Tweeting for your business can maximize your brand’s exposure online – if you know and follow the essential rules of engagement. Fundamentally, these rules of engagement revolve around:

  • What to Tweet: The content and images that comprise each Tweet
  • When to Tweet: The schedule and strategy that drives the frequency and regularity of your Tweets

When these two factors are backed by thoughtful analysis and effective strategies, they can coalesce and trigger better engagement with your target audience on Twitter. And that, over time, can help develop your authority online, enhance your brand’s visibility and generate more leads and profits for your business.

The Fundamentals of Improving Engagement on Twitter: 4 Steps 

1. Determine who your target audience is – Your target audience should drive your Twitter (and overall social media marketing) strategies. After all, if you don’t know who your target audience is, how are you ever going to talk to them online?

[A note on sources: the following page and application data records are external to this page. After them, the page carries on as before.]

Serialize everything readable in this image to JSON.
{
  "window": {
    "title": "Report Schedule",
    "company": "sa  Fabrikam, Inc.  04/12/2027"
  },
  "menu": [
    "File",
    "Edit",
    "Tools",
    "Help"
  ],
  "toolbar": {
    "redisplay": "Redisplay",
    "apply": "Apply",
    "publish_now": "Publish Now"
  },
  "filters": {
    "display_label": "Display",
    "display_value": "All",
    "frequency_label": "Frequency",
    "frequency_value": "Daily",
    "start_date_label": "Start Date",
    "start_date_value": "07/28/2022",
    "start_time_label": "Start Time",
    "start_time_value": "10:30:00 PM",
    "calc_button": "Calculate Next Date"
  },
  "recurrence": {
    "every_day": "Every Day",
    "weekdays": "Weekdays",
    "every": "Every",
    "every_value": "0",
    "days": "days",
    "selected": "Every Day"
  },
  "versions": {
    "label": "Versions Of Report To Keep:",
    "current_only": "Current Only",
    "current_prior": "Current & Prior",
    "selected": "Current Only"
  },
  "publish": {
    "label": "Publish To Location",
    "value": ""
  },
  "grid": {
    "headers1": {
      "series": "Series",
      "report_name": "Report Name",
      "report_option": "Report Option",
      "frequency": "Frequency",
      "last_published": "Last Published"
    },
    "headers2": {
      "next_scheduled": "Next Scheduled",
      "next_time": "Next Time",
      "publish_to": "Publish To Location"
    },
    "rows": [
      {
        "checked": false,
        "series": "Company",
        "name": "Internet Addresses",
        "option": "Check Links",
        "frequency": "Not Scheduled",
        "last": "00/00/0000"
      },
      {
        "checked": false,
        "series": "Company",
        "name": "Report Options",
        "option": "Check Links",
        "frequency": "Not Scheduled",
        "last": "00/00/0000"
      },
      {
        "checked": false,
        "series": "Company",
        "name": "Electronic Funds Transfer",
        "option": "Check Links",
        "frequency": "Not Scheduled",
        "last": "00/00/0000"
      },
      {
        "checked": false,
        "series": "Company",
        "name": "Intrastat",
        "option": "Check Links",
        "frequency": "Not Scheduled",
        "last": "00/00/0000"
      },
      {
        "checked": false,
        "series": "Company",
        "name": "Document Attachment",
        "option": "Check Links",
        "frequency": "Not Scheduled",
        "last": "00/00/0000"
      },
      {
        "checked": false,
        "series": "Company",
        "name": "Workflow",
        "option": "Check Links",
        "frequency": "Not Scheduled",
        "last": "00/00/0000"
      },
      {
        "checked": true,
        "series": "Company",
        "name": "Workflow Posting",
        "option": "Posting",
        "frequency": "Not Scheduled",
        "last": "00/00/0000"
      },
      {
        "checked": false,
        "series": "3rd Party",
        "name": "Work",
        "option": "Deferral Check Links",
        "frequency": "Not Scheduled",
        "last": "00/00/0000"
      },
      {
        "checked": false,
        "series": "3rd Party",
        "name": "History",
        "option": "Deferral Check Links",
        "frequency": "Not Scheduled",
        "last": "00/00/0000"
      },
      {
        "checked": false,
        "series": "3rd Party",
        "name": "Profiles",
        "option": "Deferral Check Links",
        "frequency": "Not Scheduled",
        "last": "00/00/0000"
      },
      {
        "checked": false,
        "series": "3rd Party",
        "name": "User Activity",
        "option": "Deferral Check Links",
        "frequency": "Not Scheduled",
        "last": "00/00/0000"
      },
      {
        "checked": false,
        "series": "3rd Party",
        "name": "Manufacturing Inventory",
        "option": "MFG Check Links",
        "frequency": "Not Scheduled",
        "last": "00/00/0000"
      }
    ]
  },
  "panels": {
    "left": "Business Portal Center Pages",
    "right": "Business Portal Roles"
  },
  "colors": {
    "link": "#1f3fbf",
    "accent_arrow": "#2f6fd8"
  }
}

The reality is that brands that are able to dial into their target audience can effectively customize their posts to maximize engagement with their ideal client base.

To define to your target Twitter audience, ask yourself the following questions:

  • What solutions does my business offer?
  • Who is looking for these solutions right now?
  • Who would benefit the most from these solutions (even if they aren’t necessarily looking for them now)?
  • What are the specific demographics of those who would benefit from the solutions, products and/or services my business provides? Or, more specifically, what is the age, gender, socio-economic status, etc. associated with my target audience?

The more detailed the answers to these questions are, the better. That’s because these answers can be central to informing your future content choices – and posting schedule – to best engage with your target audience.

2. Figure out what type of content best serves your audience – In other words, why is your target audience on Twitter? What do they do on Twitter (and other social media networks)?

To tackle this rule of engagement, it can be helpful to consider the basic types of social media users that Forrester has identified. These include:

  • The “Creators,” who primarily develop and publish content online
  • The “Conversationalists,” who usually share personal updates, post online reviews, comment on online content and/or contribute to forums
  • The “Collectors,” who typically use RSS feeds and tag online content
  • The “Joiners,” who are primarily focused on maintaining their online profiles
  • The “Spectators,” who usually consume online content (without necessarily generating, sharing or commenting on it)
  • The “Inactives,” who are disengaged from social media.

Once you know what type of Twitter users comprise your target audience, you can start dialing into the type of content/posts that tend to grab these users’ attention.

When it comes to types of Twitter posts, these generally fall into one of the three following categories:

  • The educational, which can appeal more to creators, conversationalists, and possibly spectators
  • The inspirational, which can be more compelling to conversationalists, collectors, joiners and spectators
  • The entertaining, which may be more appealing to conversationalists, collectors and spectators

When it comes to figuring out the best content to feed your target audience, it’s also critical to keep the following tips in mind:

  • Always provide value (APV) – You have to give value to get value on Twitter, and using this as mantra to drive your Twitter content choices can be the key to cultivating trust with your audience and staying top-of-mind with them. It’s also essential to compelling your audience to respond to your calls-to-action whenever they may be part of your Tweets.
  • Don’t forget to consider “what’s in it for me?” (WIIFM) – Going hand-in-hand with APV, keeping this consideration in mind can foster a sense of reciprocity and help you invest your Twitter efforts/resources as effectively as possible.

3. Don’t forget about visual content – Images can be worth way more than the cliché 1,000 words on Twitter. In fact, given the strict character limits, as well as the fact that images can start communicating with your audience before they even read a single word, visual content in the form of pictures and videos can be integral to instantly capturing your audience’s attention and compelling them to read on.

When selecting visual content to support your written Tweets, there are generally 3 types of images to choose from:

Branded images, which can facilitate brand recognition

Custom images, which can lend authenticity, as well as a “unique” element to posts

Stock images, which can be helpful when time and resources are limited

What will be best for your posts will depend on your target audience, as well as the subject of your posts and your call-to-action for your target audience.

4. Determine your posting schedule and stick to it – Once you have a clear idea of what you should be posting, it’s time to figure out when to Tweet in order to maximize your exposure and best connect with your target audience.

To dial in your posting schedule, it’s usually important to consider the following factors:

  • About 80 percent of the U.S. population is based in the Central and Eastern Time zones.
  • The highest percentage of retweets tends to occur around 5pm while the highest percentage of click-through rates typically occurs around noon and 6pm.
  • The weekends and Wednesdays tend to be the best days to Tweet.
  • Whatever posting schedule you device, it must be something you can maintain moving forward (otherwise you risk sabotaging your efforts to connect with your target audience and build your followers online).